Last April, Thom Yorke and Nigel Godrich of Atoms For Peace/Radiohead fame had some touching relationship advice for teenage girls, now the pair have some far more scathing advice for music streaming service Spotify and what they see as a business model that pays artists “fuck all.”
The Atoms For Peace album Amok and its spiritual predecessor, Thom Yorke’s solo debut The Eraser, along with the self-titled debut from Godrich’s band, Ultraísta, were all pulled from the popular streaming service in protest, as Pitchfork reports.
Though all three are available for streaming on the Australian version of Spotify (for the time being), Godrich explained the (international) removal of the music in a series of tweets:
The reason is that new artists get paid fuck all with this model.. It's an equation that just doesn't work
— nigel godrich (@nigelgod) July 14, 2013
Thom Yorke backed up his long-term producer, collaborator, and Atoms For Peace bandmate in the Spotify boycott; the Radiohead frontman writing:
Make no mistake new artists you discover on #Spotify will no get paid. meanwhile shareholders will shortly being rolling in it. Simples.

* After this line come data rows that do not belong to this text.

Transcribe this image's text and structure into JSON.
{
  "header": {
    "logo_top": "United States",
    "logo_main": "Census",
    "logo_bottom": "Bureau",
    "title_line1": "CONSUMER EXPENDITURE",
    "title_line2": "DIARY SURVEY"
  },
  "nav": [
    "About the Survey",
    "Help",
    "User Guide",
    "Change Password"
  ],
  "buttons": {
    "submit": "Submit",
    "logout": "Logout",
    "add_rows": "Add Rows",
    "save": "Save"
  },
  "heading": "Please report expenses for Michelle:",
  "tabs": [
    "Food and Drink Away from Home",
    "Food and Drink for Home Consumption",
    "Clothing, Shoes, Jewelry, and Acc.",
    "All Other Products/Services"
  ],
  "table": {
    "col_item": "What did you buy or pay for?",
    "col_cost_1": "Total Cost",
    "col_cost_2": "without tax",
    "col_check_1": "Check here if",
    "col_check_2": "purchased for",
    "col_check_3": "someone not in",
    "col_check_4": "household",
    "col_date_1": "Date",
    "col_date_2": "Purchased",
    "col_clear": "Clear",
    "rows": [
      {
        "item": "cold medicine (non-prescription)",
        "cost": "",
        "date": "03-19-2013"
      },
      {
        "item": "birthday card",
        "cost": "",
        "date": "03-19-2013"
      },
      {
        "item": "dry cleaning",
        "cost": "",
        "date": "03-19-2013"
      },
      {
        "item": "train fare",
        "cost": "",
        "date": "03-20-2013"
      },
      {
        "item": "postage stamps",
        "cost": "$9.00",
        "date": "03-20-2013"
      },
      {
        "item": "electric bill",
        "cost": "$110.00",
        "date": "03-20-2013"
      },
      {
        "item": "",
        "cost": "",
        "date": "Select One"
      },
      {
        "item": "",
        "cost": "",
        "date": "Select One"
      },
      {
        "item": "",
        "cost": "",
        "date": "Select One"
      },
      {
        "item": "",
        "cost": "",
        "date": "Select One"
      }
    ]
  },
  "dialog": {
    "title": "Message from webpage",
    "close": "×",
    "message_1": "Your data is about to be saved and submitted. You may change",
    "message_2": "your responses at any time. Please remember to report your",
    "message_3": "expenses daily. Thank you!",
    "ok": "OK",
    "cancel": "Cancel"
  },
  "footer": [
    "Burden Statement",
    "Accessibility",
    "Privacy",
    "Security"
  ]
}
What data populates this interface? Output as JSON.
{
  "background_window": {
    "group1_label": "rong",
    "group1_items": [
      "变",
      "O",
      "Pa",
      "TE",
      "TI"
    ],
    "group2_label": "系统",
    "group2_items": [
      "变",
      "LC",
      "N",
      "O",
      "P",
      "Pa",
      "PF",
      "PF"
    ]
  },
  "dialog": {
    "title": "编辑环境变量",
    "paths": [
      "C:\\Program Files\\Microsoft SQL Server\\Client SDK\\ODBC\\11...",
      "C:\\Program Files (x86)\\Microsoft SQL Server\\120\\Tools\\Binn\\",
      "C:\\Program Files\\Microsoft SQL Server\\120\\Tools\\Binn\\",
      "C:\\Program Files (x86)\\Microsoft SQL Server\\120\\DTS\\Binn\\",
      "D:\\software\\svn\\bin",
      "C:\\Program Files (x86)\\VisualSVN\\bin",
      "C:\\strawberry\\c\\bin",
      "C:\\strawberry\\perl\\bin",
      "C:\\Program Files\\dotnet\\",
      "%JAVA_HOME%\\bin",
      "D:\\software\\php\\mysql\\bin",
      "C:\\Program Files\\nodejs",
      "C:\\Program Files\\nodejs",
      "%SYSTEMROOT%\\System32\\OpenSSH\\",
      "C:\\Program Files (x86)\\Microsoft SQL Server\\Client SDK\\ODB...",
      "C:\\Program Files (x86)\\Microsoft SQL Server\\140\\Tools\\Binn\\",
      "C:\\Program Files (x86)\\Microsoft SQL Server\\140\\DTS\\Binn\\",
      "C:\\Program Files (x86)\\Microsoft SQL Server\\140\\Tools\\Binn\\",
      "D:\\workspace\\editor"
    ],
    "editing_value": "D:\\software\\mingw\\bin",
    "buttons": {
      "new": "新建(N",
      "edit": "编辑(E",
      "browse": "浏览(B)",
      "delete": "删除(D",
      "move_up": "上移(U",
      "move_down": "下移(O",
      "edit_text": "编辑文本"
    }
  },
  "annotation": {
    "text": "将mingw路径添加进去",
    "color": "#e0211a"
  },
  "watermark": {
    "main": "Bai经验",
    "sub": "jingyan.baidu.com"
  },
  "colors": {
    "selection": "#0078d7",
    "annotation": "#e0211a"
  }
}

— Thom Yorke (@thomyorke) July 14, 2013
“The music industry is being taken over by the back door… and if we don’t try and make it fair for new music producers and artists… then the art will suffer. Make no mistake. These are all the same old industry bods trying to get a stranglehold on the delivery system…
The numbers don’t even add up for Spotify yet… But it’s not about that… It’s about establishing the model which will be extremely valuable. Meanwhile small labels and new artists can’t even keep their lights on. It’s just not right. Plus people are scared to speak up or not take part as they are told they will lose invaluable exposure if they don’t play ball.
The long-term producer and member laments that the streaming service business model suits artists with a back catalogue or established career, but “cannot work as a way of supporting new artists work.” Continuing to write:
Pink Floyd’s catalogue has already generated billions of dollars for someone (not necessarily the band) so now putting it on a streaming site makes total sense. But if people had been listening to Spotify instead of buying records in 1973… I doubt very much if [Dark Side of the Moon] would have been made… It would just be too expensive.”
Speaking of Pink Floyd, the British music legends similarly took issue with the poor royalty rates of streaming services, part of a collegiate of musicians united in slamming internet radio platform Pandora in an open letter over their low payment policies. Joining Pink Floyd and now Atoms For Peace in taking music streaming services to task is US-based songwriter and Cracker frontman, David Lowery, who recently revealed the pittance he received to the number of streams of his music.
According to Lowery, for over one million plays of Cracker’s song ‘Low’, as songwriter all he got paid was a measly $16.89. To be fair, Lowery only owns 40% of the song but even then Pandora would only have paid $42.23 for the right to play the song one million times to its users.
Pandora isn’t alone when it comes to alarmingly low royalty cheques either. Lowery’s song got played 116,260 times on Spotify for which he received $12.05, and 152,900 times on Youtube, for which he received $1.95.